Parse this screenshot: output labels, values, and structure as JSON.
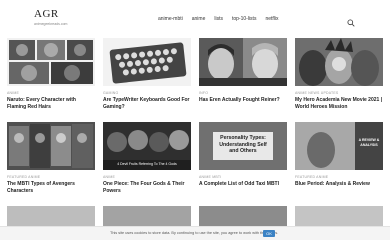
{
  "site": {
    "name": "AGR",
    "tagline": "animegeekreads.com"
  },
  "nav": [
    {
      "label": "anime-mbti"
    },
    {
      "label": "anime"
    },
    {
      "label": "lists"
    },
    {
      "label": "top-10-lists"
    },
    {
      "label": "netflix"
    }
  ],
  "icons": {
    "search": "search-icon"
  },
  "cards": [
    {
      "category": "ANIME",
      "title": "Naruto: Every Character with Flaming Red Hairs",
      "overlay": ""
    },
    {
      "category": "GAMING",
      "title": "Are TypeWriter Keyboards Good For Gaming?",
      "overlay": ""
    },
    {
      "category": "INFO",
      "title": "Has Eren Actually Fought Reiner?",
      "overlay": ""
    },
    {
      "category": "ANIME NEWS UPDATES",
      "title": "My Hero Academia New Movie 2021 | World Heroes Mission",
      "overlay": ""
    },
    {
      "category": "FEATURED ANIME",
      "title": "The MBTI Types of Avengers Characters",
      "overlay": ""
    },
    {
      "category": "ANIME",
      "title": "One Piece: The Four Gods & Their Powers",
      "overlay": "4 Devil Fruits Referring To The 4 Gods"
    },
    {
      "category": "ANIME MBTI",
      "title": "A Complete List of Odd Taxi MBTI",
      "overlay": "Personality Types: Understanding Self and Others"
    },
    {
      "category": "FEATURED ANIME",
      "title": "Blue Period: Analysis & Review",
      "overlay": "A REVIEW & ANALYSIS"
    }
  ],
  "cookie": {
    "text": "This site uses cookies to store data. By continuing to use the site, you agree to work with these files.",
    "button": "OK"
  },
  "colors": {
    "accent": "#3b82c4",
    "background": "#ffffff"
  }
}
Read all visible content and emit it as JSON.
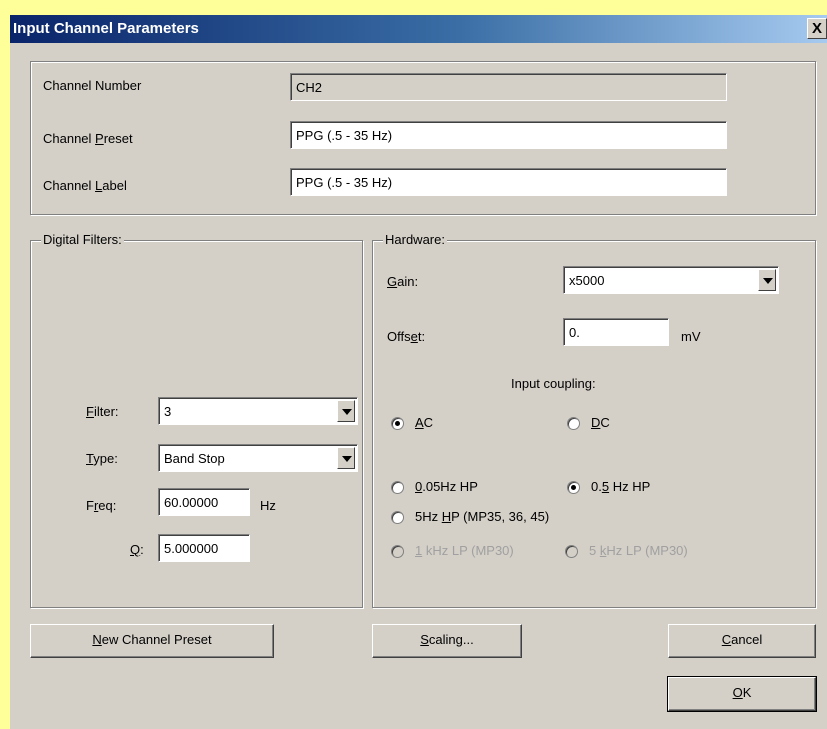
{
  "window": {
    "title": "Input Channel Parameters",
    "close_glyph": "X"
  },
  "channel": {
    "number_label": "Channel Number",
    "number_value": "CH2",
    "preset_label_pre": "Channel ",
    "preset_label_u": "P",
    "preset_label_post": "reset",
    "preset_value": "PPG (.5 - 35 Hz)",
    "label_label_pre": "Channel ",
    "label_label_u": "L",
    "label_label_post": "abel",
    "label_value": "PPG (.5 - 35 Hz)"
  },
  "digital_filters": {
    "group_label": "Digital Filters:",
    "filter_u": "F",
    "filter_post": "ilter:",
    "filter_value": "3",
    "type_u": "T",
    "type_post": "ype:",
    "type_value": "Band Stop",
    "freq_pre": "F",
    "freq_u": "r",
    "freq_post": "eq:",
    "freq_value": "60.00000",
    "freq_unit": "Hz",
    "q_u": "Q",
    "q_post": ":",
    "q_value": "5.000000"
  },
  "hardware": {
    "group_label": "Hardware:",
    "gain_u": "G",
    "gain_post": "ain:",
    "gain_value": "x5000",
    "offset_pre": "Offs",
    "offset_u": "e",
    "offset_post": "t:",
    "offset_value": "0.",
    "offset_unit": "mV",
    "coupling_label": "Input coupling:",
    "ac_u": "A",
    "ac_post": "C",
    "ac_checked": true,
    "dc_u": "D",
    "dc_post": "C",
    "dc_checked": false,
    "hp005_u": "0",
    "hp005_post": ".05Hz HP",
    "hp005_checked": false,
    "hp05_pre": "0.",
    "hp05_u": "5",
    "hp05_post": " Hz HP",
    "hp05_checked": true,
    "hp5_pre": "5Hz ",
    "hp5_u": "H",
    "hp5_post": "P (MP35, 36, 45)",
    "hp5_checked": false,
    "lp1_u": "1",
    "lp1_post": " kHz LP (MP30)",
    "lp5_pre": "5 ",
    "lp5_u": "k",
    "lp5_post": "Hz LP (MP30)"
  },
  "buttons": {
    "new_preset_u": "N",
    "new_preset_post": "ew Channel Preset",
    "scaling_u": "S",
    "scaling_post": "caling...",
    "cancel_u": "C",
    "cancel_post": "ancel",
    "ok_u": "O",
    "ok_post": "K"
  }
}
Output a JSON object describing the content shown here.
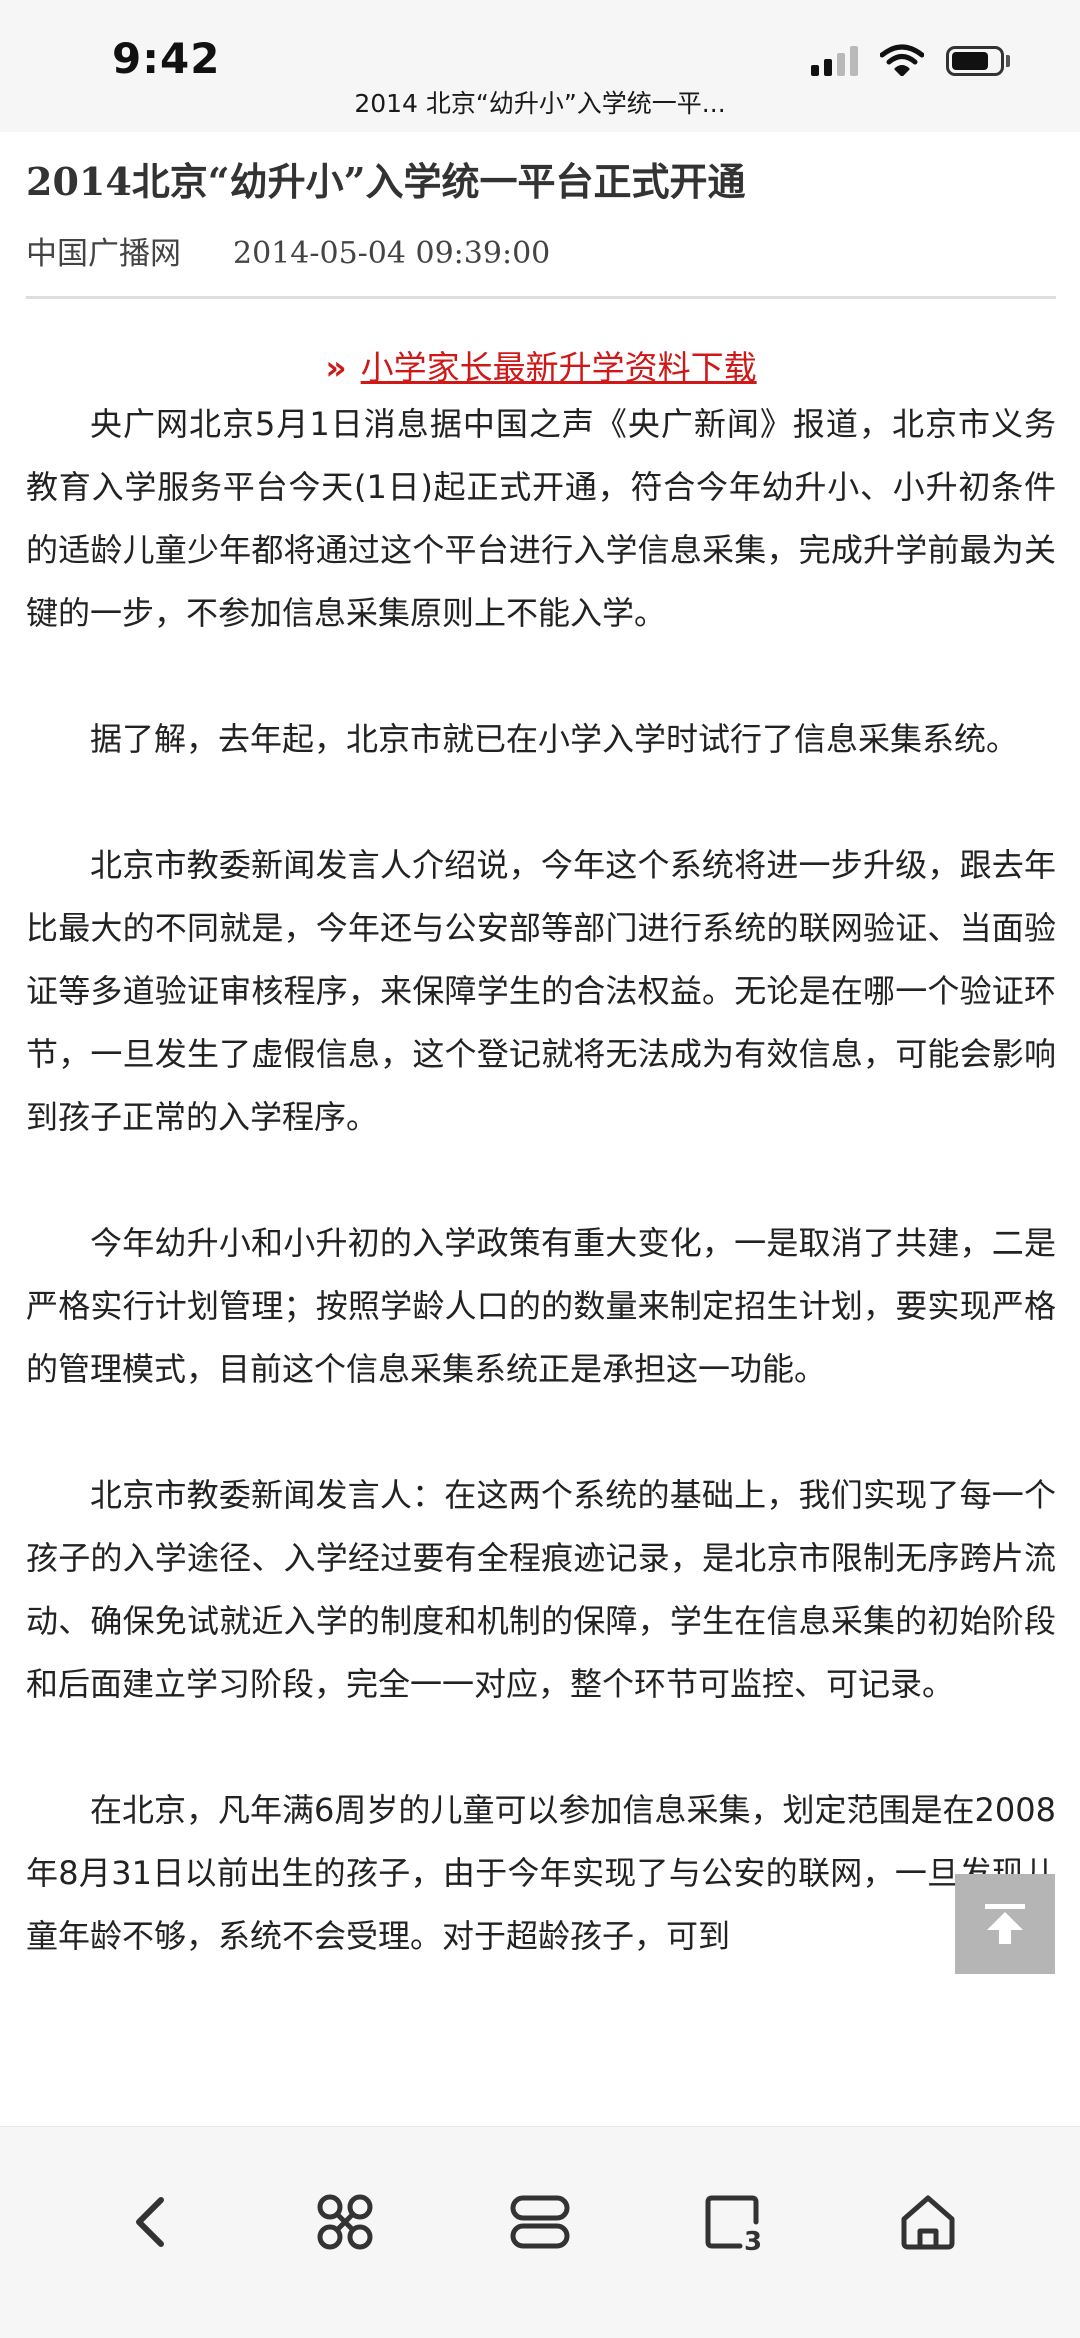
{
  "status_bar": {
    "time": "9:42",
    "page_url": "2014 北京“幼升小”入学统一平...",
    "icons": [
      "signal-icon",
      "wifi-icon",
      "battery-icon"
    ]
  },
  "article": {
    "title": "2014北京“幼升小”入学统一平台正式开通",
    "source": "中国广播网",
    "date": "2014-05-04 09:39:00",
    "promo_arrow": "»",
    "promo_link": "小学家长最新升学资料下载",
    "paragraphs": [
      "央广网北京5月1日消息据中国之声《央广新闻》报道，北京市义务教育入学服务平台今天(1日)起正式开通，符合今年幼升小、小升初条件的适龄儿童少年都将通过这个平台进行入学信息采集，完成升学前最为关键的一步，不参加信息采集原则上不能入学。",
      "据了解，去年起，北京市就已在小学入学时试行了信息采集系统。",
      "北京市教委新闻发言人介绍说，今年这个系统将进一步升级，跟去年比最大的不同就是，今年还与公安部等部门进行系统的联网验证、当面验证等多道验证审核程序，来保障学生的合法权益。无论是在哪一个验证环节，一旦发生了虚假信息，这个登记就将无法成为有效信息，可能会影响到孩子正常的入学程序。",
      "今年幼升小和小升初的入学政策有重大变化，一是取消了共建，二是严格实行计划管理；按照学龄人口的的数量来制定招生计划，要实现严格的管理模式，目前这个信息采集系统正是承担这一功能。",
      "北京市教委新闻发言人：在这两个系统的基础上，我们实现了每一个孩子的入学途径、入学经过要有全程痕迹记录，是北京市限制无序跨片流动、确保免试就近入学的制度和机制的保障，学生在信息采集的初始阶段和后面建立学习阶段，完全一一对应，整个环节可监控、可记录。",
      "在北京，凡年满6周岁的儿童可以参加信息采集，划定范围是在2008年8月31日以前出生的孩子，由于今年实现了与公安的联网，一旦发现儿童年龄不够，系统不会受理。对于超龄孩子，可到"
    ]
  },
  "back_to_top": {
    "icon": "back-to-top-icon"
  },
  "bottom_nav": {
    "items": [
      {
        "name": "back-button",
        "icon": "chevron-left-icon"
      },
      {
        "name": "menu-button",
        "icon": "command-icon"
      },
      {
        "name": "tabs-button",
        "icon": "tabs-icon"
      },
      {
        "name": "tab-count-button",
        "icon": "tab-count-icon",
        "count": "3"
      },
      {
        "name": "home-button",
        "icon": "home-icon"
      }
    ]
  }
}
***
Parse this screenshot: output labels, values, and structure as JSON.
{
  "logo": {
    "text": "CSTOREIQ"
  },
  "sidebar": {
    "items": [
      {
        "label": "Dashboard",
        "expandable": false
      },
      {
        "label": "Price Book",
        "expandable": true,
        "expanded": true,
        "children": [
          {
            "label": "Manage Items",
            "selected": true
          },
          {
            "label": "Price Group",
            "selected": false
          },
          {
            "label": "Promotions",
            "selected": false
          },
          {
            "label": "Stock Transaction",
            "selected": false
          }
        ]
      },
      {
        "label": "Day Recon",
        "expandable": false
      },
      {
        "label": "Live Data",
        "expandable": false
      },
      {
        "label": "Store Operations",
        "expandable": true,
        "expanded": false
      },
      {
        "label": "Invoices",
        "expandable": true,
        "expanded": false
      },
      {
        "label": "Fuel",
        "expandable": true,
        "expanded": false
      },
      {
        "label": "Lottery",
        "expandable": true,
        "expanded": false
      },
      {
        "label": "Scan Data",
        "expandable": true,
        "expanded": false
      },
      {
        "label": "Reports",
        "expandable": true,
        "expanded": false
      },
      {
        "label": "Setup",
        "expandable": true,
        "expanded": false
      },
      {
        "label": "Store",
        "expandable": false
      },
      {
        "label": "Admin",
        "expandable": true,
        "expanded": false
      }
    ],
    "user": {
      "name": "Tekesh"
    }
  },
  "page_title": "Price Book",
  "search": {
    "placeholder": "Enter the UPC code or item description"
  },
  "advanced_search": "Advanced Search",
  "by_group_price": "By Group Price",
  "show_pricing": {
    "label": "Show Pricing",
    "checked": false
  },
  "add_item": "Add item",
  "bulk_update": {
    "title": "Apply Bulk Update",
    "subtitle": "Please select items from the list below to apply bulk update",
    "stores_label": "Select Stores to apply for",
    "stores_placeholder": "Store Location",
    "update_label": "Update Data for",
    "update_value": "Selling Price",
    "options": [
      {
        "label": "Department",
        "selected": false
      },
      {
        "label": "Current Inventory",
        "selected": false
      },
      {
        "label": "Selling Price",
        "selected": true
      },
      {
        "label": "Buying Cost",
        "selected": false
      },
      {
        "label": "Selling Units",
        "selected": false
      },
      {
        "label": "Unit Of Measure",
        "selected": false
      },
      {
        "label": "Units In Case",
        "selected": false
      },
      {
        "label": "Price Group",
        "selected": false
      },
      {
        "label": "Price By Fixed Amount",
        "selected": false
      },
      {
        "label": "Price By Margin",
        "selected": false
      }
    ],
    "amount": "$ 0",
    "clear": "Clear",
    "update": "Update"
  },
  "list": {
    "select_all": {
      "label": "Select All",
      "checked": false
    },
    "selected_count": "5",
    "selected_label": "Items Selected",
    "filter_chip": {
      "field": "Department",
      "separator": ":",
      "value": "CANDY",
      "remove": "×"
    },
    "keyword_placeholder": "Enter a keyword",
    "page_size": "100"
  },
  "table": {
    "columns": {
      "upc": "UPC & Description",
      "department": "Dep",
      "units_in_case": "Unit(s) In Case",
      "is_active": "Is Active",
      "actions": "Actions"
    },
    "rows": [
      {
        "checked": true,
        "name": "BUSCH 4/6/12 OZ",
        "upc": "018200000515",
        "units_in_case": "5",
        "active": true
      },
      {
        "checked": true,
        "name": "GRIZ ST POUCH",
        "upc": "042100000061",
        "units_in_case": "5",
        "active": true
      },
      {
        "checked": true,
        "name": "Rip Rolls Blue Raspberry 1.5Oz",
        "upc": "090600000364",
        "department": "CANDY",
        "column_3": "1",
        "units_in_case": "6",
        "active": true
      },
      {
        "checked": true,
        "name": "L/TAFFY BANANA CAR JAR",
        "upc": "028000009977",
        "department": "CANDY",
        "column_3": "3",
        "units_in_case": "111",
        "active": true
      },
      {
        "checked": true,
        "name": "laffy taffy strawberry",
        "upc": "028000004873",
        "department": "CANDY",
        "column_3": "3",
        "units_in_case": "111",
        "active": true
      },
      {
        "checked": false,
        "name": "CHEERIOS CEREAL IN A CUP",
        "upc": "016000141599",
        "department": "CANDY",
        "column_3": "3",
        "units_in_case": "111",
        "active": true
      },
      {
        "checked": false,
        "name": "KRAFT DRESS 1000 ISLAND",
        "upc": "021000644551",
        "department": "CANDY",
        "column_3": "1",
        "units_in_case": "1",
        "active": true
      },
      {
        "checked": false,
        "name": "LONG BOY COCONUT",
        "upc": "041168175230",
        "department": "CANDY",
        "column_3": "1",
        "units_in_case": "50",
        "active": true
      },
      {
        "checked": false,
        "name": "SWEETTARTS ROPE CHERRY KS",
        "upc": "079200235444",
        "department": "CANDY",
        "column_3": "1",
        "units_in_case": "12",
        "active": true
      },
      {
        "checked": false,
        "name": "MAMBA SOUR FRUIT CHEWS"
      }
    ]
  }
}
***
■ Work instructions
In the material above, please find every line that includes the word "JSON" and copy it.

■ Completed exercise
Parse this screenshot: output labels, values, and structure as JSON.
Read all visible content and emit it as JSON.
Output a JSON object describing the content shown here.
Parse this screenshot: output labels, values, and structure as JSON.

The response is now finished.